[AIM OF THE TASK]: Across the listing below, count the lines holding "summary". State the number and nothing more.

[DATA TO PROCESS]:
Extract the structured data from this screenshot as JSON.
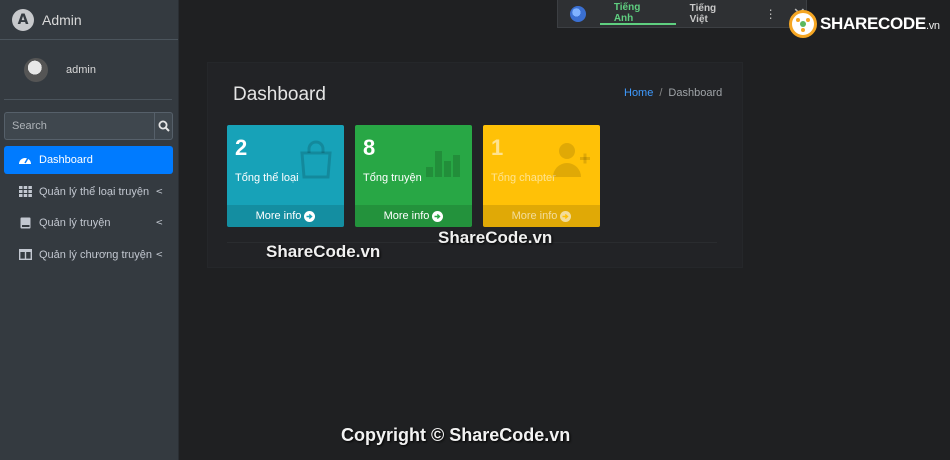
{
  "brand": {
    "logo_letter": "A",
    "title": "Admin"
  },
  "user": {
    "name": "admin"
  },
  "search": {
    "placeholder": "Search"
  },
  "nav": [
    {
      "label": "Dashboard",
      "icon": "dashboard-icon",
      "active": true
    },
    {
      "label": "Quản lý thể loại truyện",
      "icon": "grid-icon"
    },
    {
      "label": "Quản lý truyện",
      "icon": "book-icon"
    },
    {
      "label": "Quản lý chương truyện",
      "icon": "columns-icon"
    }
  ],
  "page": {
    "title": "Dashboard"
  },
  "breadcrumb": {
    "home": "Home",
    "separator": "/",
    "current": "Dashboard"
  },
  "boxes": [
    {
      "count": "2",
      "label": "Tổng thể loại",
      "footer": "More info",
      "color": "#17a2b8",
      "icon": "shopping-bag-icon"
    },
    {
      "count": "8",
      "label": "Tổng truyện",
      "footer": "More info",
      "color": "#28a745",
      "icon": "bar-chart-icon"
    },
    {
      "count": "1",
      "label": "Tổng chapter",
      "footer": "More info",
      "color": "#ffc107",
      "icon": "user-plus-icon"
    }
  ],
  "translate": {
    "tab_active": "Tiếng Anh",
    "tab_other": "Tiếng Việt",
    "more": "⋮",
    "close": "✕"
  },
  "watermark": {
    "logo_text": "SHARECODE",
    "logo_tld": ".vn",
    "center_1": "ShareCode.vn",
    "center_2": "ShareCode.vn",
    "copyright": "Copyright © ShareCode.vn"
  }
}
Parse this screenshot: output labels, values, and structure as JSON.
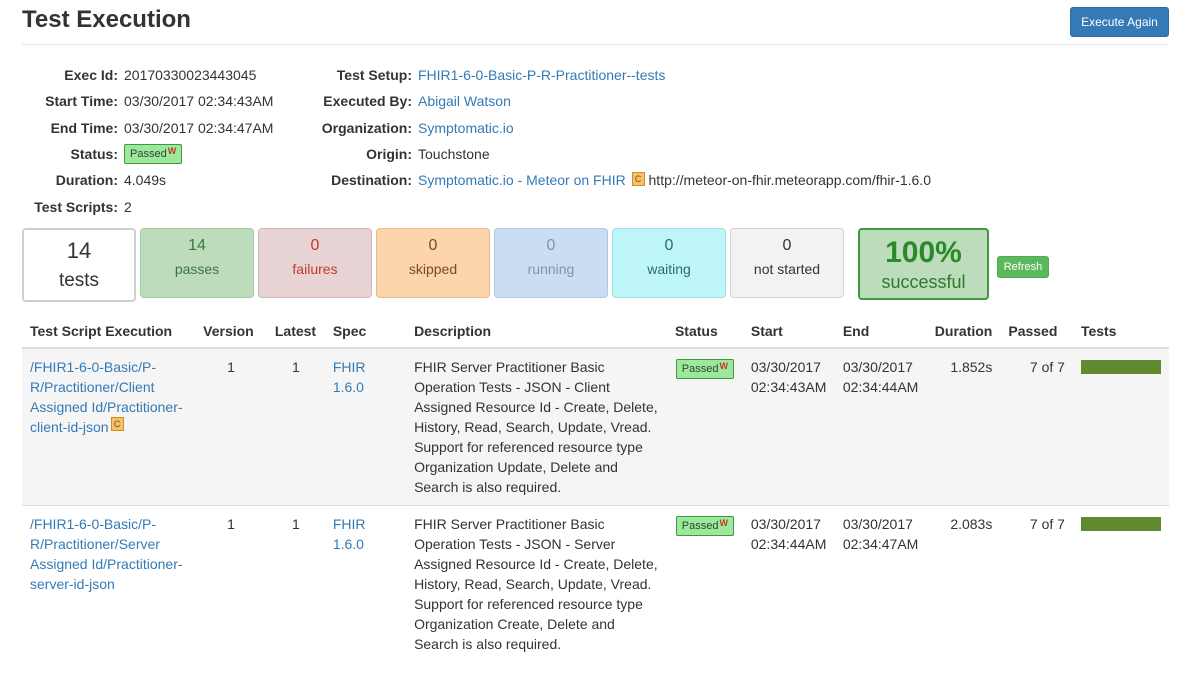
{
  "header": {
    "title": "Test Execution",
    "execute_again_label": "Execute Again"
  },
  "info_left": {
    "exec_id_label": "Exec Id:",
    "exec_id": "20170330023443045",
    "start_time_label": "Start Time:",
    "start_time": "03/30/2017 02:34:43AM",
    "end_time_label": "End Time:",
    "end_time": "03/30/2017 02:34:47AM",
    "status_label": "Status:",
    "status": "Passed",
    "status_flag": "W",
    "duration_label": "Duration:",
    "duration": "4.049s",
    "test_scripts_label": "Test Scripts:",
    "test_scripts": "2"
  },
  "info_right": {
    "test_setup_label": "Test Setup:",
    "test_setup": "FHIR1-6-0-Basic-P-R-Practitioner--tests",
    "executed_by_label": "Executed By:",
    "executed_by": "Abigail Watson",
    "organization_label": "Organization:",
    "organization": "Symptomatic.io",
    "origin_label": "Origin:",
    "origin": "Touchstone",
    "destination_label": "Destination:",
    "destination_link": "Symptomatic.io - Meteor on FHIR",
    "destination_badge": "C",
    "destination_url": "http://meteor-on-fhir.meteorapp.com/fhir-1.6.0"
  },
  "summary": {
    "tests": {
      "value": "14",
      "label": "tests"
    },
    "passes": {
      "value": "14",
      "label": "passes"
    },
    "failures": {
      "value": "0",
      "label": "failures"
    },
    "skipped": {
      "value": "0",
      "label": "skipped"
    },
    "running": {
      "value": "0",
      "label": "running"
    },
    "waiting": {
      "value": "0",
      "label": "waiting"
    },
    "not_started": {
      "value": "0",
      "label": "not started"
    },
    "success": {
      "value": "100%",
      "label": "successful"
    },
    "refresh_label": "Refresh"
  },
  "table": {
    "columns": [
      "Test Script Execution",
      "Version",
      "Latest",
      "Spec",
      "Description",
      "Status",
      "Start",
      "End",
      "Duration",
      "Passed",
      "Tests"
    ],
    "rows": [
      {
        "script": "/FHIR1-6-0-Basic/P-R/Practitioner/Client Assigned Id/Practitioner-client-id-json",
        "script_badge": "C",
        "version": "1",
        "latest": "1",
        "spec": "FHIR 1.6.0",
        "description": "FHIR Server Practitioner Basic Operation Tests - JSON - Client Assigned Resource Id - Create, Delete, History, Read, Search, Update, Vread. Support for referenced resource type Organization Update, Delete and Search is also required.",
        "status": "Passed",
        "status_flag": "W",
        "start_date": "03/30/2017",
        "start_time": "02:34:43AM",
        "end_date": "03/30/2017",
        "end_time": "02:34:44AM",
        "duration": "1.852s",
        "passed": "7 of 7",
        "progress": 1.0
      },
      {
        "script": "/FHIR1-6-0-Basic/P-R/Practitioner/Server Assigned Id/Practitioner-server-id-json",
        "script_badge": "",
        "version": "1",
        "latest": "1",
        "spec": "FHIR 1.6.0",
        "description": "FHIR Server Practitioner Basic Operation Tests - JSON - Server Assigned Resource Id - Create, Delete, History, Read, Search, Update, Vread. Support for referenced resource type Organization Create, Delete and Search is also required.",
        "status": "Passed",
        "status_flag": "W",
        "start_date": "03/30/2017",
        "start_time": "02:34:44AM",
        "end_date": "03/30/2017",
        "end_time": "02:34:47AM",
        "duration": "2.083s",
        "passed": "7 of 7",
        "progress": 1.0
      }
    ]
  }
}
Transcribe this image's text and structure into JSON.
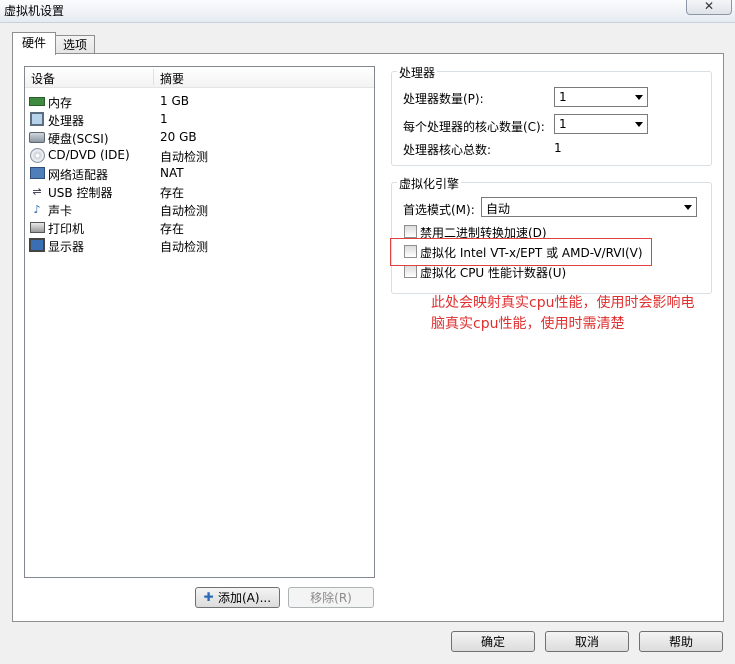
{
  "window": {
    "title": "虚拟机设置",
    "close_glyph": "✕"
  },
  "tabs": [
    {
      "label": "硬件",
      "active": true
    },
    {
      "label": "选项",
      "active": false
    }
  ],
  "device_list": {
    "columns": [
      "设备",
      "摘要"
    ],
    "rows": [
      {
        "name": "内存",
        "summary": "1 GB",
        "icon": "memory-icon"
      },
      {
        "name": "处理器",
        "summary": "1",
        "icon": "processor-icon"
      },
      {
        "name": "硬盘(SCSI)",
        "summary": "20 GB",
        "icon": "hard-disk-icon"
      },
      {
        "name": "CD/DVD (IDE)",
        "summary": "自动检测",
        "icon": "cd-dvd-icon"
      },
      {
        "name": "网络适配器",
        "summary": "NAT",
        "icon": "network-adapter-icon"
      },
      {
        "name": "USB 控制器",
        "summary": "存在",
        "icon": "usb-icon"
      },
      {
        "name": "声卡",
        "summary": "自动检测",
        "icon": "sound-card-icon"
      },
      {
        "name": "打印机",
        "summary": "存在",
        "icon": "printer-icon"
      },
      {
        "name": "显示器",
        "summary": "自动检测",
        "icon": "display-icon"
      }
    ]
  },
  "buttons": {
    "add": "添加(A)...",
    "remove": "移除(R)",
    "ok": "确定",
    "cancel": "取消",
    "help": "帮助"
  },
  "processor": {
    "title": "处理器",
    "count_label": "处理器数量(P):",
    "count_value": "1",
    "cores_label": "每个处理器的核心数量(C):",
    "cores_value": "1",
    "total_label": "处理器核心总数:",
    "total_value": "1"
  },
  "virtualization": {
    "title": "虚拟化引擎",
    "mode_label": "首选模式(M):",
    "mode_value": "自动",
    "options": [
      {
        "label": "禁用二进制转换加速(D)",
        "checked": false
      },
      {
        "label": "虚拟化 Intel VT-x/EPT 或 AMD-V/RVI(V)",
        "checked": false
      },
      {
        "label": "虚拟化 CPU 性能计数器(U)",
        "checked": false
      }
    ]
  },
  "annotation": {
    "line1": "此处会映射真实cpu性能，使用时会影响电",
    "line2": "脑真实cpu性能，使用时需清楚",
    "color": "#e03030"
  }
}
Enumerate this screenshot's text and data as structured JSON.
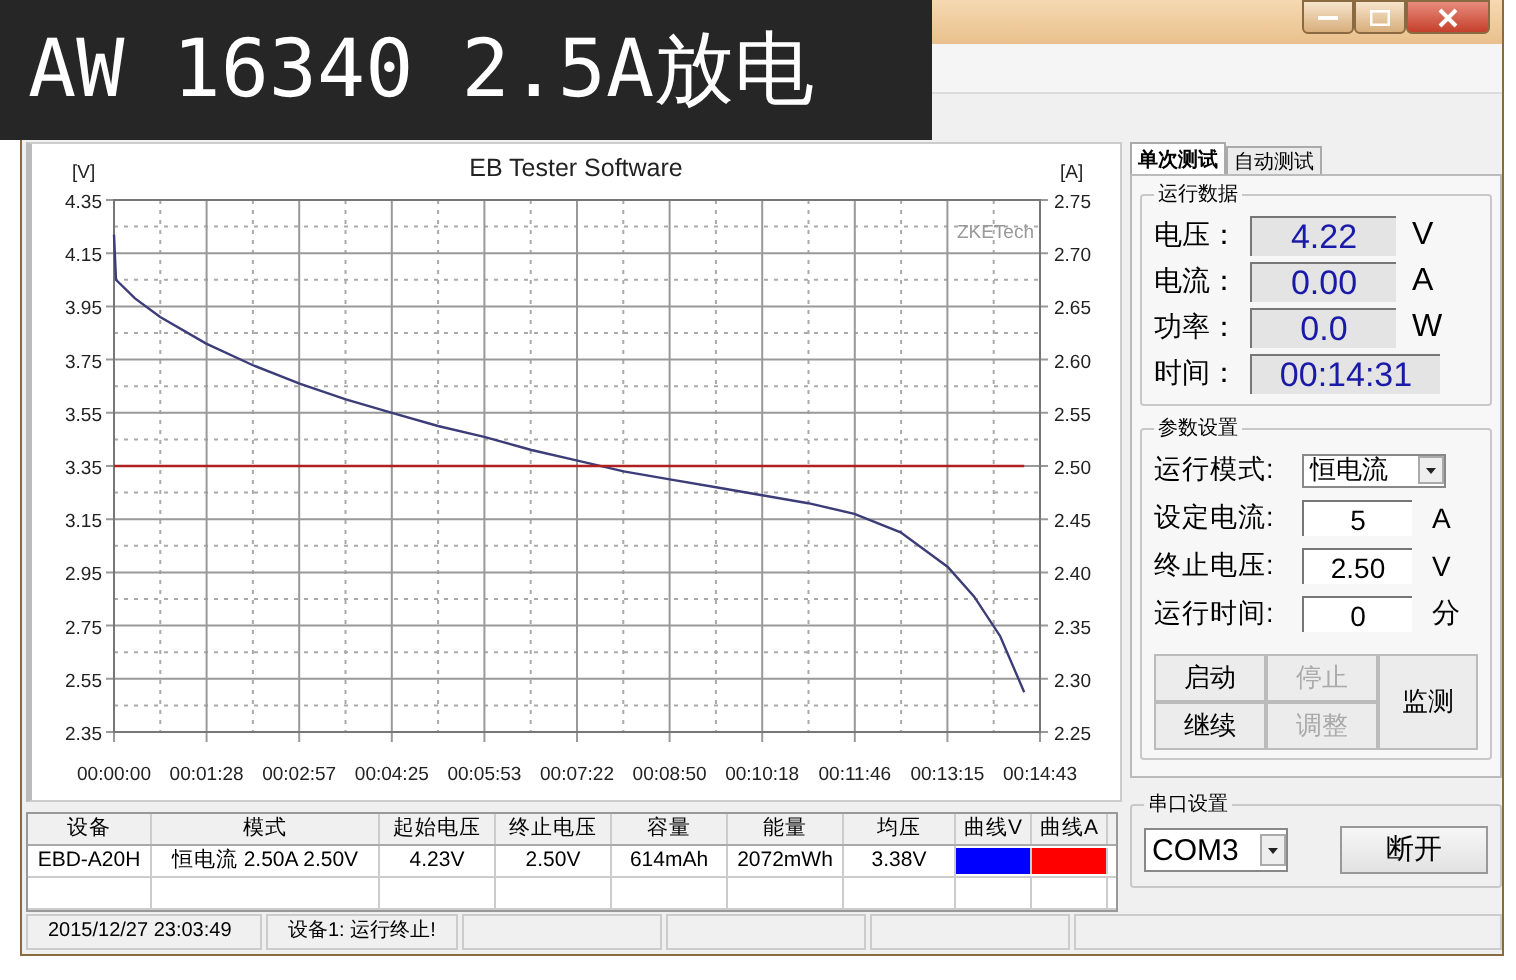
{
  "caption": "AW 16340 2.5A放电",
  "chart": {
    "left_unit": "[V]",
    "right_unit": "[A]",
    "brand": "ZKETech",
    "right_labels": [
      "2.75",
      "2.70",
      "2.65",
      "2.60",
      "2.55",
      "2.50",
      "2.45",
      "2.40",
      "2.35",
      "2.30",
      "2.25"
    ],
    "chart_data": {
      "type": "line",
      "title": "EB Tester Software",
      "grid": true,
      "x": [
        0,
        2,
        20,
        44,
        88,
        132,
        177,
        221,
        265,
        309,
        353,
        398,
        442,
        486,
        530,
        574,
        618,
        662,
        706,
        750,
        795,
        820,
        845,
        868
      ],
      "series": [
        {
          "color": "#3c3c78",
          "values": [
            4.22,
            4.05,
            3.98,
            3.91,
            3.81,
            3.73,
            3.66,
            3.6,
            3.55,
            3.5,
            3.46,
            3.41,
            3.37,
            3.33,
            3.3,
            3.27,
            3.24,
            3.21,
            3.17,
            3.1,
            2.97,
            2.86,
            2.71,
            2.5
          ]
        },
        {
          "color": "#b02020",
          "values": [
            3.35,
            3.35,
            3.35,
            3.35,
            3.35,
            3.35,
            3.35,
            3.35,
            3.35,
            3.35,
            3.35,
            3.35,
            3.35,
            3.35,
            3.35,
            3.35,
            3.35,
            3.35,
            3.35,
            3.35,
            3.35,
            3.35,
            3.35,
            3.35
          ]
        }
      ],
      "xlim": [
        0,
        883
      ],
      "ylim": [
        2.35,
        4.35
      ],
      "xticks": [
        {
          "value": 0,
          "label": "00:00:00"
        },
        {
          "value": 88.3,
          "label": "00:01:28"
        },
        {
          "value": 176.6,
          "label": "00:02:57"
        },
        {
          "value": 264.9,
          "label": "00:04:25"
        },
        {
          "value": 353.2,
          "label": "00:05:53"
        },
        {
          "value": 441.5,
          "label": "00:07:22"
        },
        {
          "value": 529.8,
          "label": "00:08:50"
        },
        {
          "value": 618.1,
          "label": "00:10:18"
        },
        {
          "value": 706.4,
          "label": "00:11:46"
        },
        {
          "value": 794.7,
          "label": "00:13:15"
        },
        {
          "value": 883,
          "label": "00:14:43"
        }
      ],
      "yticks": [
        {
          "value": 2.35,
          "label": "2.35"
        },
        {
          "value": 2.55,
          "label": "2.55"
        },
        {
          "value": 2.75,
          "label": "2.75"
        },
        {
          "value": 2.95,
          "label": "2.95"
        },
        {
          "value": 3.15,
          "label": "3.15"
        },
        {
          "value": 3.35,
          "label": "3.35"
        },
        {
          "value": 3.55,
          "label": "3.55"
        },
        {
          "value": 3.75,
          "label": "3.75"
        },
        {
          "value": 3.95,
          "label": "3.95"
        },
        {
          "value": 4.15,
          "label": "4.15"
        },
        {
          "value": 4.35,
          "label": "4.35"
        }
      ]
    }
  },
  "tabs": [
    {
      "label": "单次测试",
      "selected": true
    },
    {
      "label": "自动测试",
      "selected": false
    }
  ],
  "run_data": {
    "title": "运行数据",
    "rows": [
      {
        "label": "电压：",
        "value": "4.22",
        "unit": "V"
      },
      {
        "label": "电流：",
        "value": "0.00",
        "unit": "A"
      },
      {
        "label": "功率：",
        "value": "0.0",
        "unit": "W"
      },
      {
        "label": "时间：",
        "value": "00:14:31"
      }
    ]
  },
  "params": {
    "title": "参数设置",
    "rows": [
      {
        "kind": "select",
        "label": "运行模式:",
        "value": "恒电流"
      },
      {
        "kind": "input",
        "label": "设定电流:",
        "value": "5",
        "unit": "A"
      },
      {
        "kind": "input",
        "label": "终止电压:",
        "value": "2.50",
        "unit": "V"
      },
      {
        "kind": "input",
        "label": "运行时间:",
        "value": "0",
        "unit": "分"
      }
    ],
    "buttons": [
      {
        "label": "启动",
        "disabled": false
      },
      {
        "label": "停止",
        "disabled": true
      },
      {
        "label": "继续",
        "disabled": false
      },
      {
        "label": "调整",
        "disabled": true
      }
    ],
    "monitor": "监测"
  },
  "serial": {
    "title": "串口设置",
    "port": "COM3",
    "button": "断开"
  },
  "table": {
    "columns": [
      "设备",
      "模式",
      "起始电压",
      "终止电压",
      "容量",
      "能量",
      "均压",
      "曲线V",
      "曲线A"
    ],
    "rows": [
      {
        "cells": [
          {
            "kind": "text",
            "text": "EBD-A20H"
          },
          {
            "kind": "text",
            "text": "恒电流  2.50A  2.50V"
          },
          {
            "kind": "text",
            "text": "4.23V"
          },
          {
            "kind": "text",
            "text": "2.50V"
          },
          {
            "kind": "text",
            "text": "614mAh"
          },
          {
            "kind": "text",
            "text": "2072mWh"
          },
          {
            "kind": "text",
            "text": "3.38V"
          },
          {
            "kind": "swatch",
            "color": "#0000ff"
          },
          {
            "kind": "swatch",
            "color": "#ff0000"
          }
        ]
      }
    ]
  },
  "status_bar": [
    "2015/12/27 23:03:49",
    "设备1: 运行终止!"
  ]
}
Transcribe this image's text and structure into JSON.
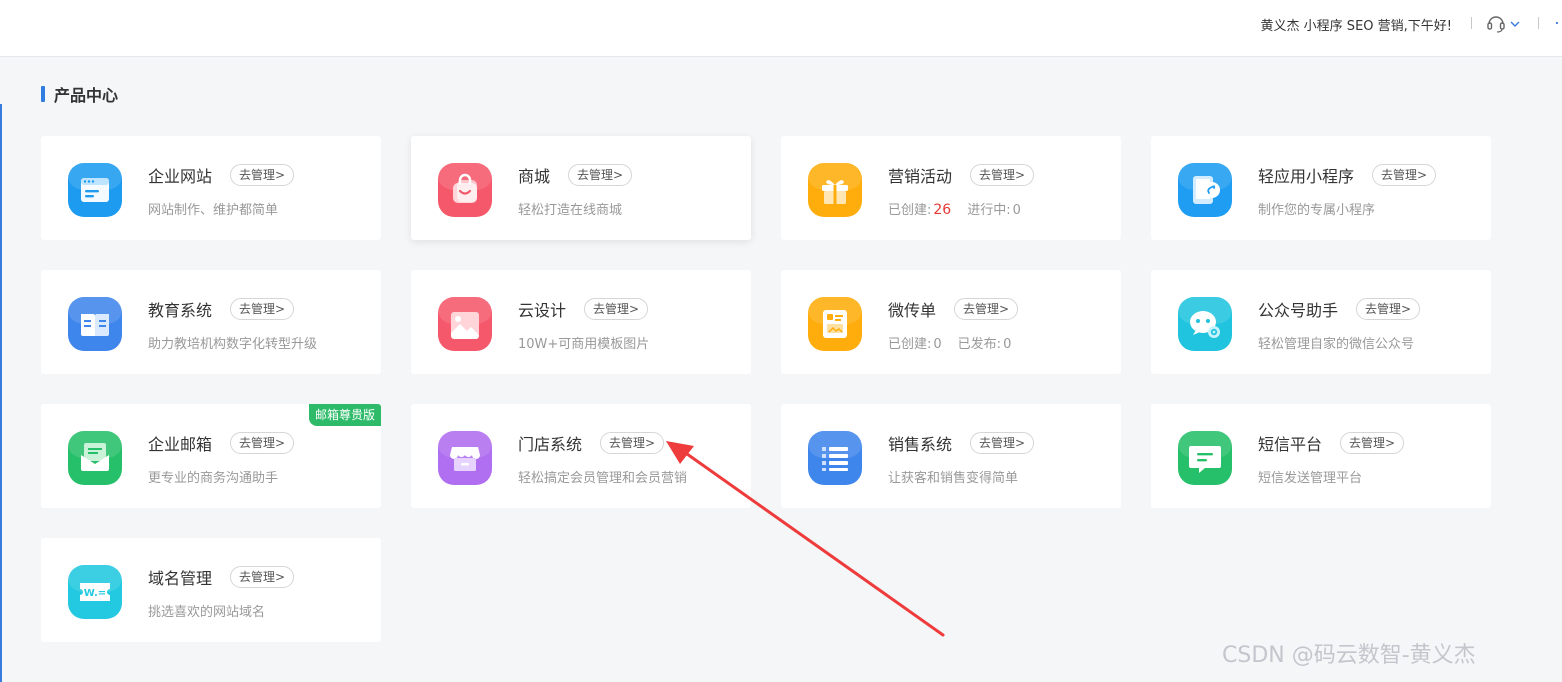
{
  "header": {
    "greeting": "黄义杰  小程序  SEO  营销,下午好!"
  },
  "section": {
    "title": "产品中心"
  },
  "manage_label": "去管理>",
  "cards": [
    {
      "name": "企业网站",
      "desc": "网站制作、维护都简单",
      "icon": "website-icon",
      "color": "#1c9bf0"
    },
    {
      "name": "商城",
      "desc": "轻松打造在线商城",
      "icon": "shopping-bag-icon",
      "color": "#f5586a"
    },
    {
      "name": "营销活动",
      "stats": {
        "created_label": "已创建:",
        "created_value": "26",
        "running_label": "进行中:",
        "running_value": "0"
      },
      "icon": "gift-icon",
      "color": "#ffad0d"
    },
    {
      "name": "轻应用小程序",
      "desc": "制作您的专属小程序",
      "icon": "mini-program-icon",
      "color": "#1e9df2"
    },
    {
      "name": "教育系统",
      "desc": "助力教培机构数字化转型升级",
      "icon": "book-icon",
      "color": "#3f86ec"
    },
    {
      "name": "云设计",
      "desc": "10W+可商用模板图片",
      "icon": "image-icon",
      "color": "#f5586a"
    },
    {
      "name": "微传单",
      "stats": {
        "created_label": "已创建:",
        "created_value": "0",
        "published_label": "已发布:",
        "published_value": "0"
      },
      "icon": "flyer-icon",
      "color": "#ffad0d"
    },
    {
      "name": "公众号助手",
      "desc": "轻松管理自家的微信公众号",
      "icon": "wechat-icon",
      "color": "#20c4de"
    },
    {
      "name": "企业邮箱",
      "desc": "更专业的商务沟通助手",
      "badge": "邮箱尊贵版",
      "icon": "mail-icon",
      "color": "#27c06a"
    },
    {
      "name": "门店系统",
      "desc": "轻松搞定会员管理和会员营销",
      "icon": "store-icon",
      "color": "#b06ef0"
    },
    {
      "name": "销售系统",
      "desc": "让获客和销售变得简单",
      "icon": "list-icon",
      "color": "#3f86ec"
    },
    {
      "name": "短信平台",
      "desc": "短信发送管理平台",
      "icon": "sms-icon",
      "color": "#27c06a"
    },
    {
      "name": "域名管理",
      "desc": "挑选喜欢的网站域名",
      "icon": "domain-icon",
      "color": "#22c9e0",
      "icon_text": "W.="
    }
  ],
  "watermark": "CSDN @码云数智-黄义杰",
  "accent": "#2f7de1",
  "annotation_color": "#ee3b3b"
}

[TASK ANSWER]: 10